• _Supplied material_
━━━━━━━━━━━━━━━━

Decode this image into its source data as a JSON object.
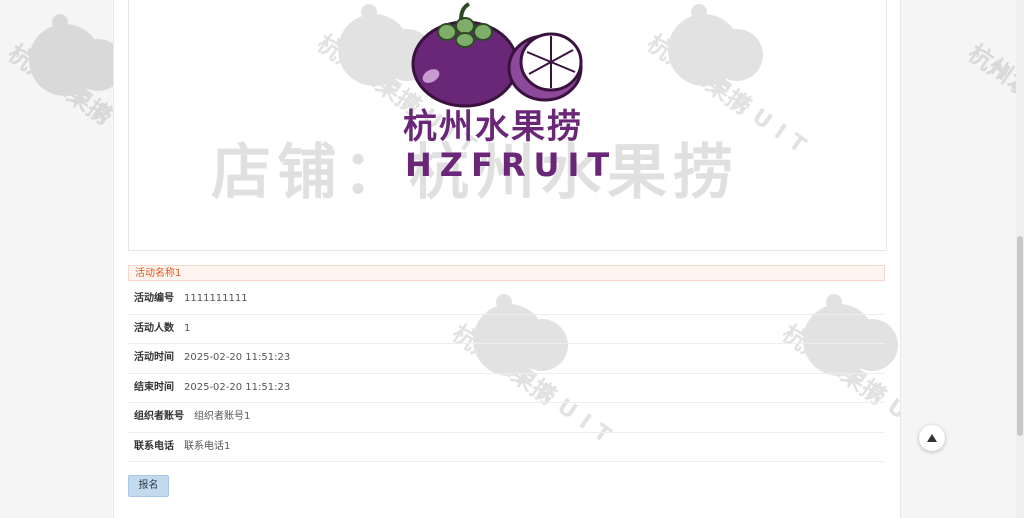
{
  "banner": {
    "brand_cn": "杭州水果捞",
    "brand_en": "HZFRUIT",
    "shop_watermark": "店铺：杭州水果捞"
  },
  "watermark": {
    "text_cn": "杭州水果捞",
    "text_en": "HZFRUIT"
  },
  "activity": {
    "title": "活动名称1",
    "fields": [
      {
        "label": "活动编号",
        "value": "1111111111"
      },
      {
        "label": "活动人数",
        "value": "1"
      },
      {
        "label": "活动时间",
        "value": "2025-02-20 11:51:23"
      },
      {
        "label": "结束时间",
        "value": "2025-02-20 11:51:23"
      },
      {
        "label": "组织者账号",
        "value": "组织者账号1"
      },
      {
        "label": "联系电话",
        "value": "联系电话1"
      }
    ]
  },
  "buttons": {
    "signup_label": "报名"
  },
  "colors": {
    "brand_purple": "#6a2777",
    "title_orange": "#e0561a",
    "button_blue": "#c3d9ee"
  }
}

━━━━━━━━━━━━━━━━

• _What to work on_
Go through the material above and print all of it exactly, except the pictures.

• _Your response_
Decode this image into its source data as a JSON object.
{
  "banner": {
    "brand_cn": "杭州水果捞",
    "brand_en": "HZFRUIT",
    "shop_watermark": "店铺：杭州水果捞"
  },
  "watermark": {
    "text_cn": "杭州水果捞",
    "text_en": "HZFRUIT"
  },
  "activity": {
    "title": "活动名称1",
    "fields": [
      {
        "label": "活动编号",
        "value": "1111111111"
      },
      {
        "label": "活动人数",
        "value": "1"
      },
      {
        "label": "活动时间",
        "value": "2025-02-20 11:51:23"
      },
      {
        "label": "结束时间",
        "value": "2025-02-20 11:51:23"
      },
      {
        "label": "组织者账号",
        "value": "组织者账号1"
      },
      {
        "label": "联系电话",
        "value": "联系电话1"
      }
    ]
  },
  "buttons": {
    "signup_label": "报名"
  },
  "colors": {
    "brand_purple": "#6a2777",
    "title_orange": "#e0561a",
    "button_blue": "#c3d9ee"
  }
}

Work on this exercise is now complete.